  • Michael R Kolber BSc MD CCFP MSc

1. Marshall B, Milloy M-J, Wood E, et al. Lancet. 2011; 377:1429-37.

2. Palepu A, Tyndall M, Leon H, et al. CMAJ. 2001; 165(4):415-20.

3. Lloyd-Smith E, Wood E, Zhang R, et al. BMC Public Health. 2010; 10:327.

4. Salmon A, van Beek I, Amin J, et al. Addiction. 2010; 105:676-83.

5. Pinkerton S. Int J Drug Policy. 2011; 22:179-83.

6. Andersen MA, Boyd N. Int J Drug Policy. 2010; 21:70-6.

7. Potier C, Laprévote V, Dubois-Arber F, et al. Drug Alcohol Depend. 2014; 145:48-68.

8. BC Centre for Excellence in HIV/AIDS. Drug Situation in Vancouver Report 2013. Available at: war_on_drugs_failing_to_limit_drug_use.pdf. Last Accessed: June 1, 2017.

9. Kerr T, Tyndall M, Lai C, et al. Int J Drug Policy. 2006; 17:436-41.

10. Bouyami AM, Zaric GS. CMAJ. 2008; 179:1143-51.

11. Pinkerton SD. Addiction. 2010; 105:1429-36.

12. Wood E, Tyndall M, Lai C, et al. Subst Abuse Treat Prev Policy. 2006; 1:13.

Authors do not have any conflicts of interest to declare.
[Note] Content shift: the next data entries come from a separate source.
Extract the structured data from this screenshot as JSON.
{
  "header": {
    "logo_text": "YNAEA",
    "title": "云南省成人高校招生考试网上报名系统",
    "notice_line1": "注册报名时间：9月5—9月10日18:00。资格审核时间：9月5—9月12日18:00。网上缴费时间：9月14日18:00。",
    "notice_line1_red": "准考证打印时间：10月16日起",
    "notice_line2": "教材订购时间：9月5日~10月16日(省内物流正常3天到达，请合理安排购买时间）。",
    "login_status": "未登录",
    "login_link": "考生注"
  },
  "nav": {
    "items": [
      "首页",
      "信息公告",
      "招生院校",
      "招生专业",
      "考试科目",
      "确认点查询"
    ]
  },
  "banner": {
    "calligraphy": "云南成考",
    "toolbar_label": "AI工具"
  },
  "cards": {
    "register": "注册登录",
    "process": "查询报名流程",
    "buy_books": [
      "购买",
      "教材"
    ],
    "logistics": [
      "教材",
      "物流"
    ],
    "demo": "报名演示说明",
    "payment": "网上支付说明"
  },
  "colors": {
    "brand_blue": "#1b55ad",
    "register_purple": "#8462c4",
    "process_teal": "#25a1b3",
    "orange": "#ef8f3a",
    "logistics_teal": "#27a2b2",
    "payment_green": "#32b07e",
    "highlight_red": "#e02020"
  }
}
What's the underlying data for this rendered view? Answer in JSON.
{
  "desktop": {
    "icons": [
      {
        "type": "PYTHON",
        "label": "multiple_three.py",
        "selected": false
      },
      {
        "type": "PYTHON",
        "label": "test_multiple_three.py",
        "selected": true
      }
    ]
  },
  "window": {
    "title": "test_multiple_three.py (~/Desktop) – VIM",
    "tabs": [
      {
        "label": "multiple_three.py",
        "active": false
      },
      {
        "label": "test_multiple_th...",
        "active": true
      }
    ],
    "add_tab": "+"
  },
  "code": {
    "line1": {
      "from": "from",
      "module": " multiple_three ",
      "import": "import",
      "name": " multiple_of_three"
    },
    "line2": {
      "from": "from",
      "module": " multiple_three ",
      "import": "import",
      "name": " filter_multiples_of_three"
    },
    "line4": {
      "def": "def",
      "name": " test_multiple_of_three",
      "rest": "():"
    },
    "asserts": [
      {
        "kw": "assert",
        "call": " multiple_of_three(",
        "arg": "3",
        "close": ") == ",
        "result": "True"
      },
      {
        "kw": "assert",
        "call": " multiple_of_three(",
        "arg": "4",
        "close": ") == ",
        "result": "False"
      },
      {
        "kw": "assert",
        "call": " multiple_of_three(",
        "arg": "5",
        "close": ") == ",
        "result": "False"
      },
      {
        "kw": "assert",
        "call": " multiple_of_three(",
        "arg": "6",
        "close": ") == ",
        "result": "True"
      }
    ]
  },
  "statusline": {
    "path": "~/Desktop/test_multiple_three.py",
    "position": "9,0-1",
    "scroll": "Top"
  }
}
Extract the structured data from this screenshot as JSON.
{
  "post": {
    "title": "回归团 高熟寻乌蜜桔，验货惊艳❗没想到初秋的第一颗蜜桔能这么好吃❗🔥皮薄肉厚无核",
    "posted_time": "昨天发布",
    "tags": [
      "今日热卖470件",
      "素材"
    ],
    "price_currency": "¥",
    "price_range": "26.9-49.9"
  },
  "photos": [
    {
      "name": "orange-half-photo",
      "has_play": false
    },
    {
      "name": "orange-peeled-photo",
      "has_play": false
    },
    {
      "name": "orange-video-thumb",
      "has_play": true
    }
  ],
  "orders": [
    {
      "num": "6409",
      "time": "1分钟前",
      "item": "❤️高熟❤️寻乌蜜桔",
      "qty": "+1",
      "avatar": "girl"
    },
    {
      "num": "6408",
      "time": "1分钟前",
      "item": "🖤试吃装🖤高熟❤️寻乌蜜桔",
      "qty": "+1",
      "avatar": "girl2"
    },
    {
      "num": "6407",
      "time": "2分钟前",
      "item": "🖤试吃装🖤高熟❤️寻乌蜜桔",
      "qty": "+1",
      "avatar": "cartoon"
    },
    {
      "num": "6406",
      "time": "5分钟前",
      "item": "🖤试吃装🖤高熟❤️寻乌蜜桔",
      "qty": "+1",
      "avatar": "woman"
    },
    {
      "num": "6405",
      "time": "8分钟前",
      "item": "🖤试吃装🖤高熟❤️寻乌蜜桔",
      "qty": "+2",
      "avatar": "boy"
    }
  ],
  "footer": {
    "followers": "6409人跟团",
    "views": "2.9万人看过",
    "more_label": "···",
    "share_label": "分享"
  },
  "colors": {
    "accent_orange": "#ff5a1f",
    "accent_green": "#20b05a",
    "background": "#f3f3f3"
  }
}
Les auteurs n’ont aucun conflit d’intérêts à déclarer.